Last Thursday The Reporter went to the Scottish Book Trust’s New Writers Award Showcase, celebrating the work of eight writers awarded money and mentors to support their work during 2010-11.
Since winning the award, four of the eight writers have had books published or will do later in the year, and all state that the support from the SBT has been instrumental in their success.
On arrival at the glamorous venue of SBT headquarters, the first person TER met was Erika Anderson, one of the newest recipients of the award (for the 2011-12 session). “I’ve had a few short stories published in literary magazines you’ve probably never heard of,” she laughs self-consciously, “but the aim now is to do a novel.”
The award certainly helped one of Erika’s predecessors, Edinburgh poet Tracey S. Rosenberg, do just that. Her debut novel The Girl in the Bunker was a bestseller in Scotland last year and, as well as putting the finishing touches on her SBT-mentored collection of poetry, she has two other novels in the works at the moment. See her blog for details.

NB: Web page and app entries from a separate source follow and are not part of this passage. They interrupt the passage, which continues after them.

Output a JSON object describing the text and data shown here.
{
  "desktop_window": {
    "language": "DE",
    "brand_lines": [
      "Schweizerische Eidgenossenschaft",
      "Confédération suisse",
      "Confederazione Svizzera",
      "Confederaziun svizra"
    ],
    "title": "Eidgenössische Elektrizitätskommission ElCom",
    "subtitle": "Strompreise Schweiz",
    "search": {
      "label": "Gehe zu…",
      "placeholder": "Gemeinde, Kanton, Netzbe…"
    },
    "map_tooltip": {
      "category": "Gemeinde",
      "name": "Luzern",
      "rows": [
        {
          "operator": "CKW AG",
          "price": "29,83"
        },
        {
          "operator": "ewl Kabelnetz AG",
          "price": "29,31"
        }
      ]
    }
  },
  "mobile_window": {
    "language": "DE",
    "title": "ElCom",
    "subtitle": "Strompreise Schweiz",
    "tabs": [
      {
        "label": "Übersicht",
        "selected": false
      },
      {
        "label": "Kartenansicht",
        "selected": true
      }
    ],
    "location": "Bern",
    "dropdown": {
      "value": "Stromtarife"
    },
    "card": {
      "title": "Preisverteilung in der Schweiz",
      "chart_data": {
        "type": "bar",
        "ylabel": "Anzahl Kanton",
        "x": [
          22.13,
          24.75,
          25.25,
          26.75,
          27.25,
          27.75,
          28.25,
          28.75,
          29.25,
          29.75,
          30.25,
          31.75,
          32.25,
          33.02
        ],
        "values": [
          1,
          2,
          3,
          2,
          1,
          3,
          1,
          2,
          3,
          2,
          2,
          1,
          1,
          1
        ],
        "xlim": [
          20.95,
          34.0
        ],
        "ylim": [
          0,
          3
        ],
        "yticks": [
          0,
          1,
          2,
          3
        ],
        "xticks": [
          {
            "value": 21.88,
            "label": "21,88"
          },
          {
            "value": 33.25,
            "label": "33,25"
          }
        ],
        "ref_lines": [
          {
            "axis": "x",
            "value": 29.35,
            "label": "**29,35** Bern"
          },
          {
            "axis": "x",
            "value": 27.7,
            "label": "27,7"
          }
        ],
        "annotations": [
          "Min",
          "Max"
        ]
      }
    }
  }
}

Tracey’s reading was followed by one by poet, journalist and founder of Heartland PR in Perthshire, Kenneth Paul Stephen. He read in a voice so soft it embarrassed us to take photographs for fear of interrupting his flow, a theme Edinburgh-based writer Carol Farrelly continued as she read from her novel This Starling Flock in dramatic tones as the audience listened in hushed silence.
Up next, Thom Laycock claimed, “I was going to read about the first law of thermodynamics but my mentor (Lilias Fraser of the Scottish Poetry Library) advised me that wherever you go you should try to get people to like you… So I’m going to read some love poems.”

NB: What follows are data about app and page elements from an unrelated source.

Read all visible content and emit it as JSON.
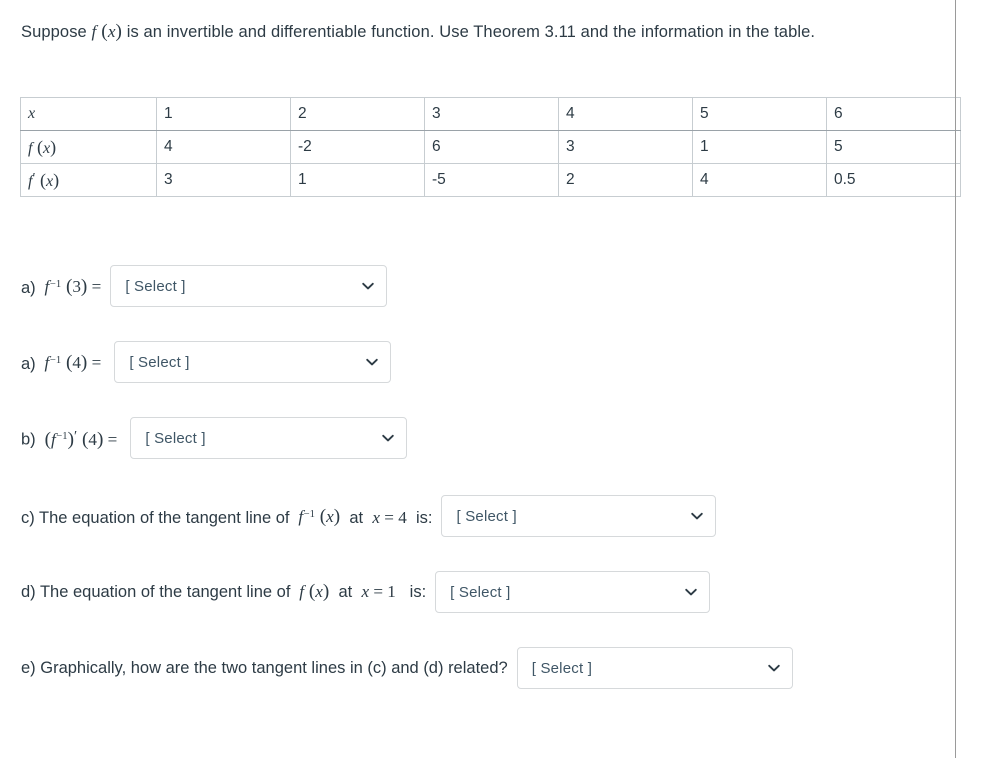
{
  "prompt": {
    "before_f": "Suppose ",
    "after_f": " is an invertible and differentiable function. Use Theorem 3.11 and the information in the table."
  },
  "table": {
    "rows": [
      {
        "head": "x",
        "head_kind": "x",
        "cells": [
          "1",
          "2",
          "3",
          "4",
          "5",
          "6"
        ]
      },
      {
        "head": "f (x)",
        "head_kind": "f",
        "cells": [
          "4",
          "-2",
          "6",
          "3",
          "1",
          "5"
        ]
      },
      {
        "head": "f' (x)",
        "head_kind": "fprime",
        "cells": [
          "3",
          "1",
          "-5",
          "2",
          "4",
          "0.5"
        ]
      }
    ]
  },
  "questions": [
    {
      "id": "a1",
      "prefix": "a)",
      "math": "f^{-1} (3) =",
      "suffix": "",
      "select_label": "[ Select ]"
    },
    {
      "id": "a2",
      "prefix": "a)",
      "math": "f^{-1} (4) =",
      "suffix": "",
      "select_label": "[ Select ]"
    },
    {
      "id": "b",
      "prefix": "b)",
      "math": "(f^{-1})' (4) =",
      "suffix": "",
      "select_label": "[ Select ]"
    },
    {
      "id": "c",
      "prefix": "c) The equation of the tangent line of",
      "math": "f^{-1} (x)",
      "mid": "at",
      "math2": "x = 4",
      "suffix": "is:",
      "select_label": "[ Select ]"
    },
    {
      "id": "d",
      "prefix": "d) The equation of the tangent line of",
      "math": "f (x)",
      "mid": "at",
      "math2": "x = 1",
      "suffix": "is:",
      "select_label": "[ Select ]"
    },
    {
      "id": "e",
      "prefix": "e) Graphically, how are the two tangent lines in (c) and (d) related?",
      "math": "",
      "suffix": "",
      "select_label": "[ Select ]"
    }
  ],
  "colors": {
    "text": "#2d3b45",
    "select_text": "#3f5666",
    "select_border": "#d6d9db",
    "table_border": "#c7cdd1",
    "divider": "#9a9a9a"
  }
}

Maureen McLeod was one of two writers to read in Gaelic, but was thoughtful enough to spend a good deal of time setting the scene for those of us who couldn’t understand her extract. Her reading, about a trip to India, was very expressive, and as we picked out words we knew like ‘rickshaw’, ‘Ibrox’ and ‘Mickey Mouse’ we wondered how hard it would be to learn…
Stephen Barrett read an extract from his novel centering around a character living with mental illness, whilst Wayne Price – “shortlisted for so many awards it’s now a running joke,” according to Writer Development Manager and compere Catrin Armstrong – explained he had planned to spend his time with the SBT writing stories set in South Wales – but ended up writing poetry instead.
It was all in the reading for RA Martens, who launched into her short story, The Women from Venus, without much preamble and soon had the room laughing. Susan Kemp was similarly direct, going straight into a reading from her novel in progress, The Evolution of Gracie Ford. Kemp is a bit of a polymath, working as a ceramicist and co-director of the Film in Public Space MSc at Edinburgh University when she isn’t writing.
The evening was rounded off by a performance by multilingual poet Sandy Jones. If there is anything sadder than a woman singing a tribute to her dead mother in a Gaelic, we’ve yet to come across it.
Then it was time to schmooze and the Reporter bowed out gracefully, left with the impression these eight new voices in the Scottish literary scene will be wowing us for some time to come.
For further literary news and interviews from Ali, see her blog, 12books12months.com.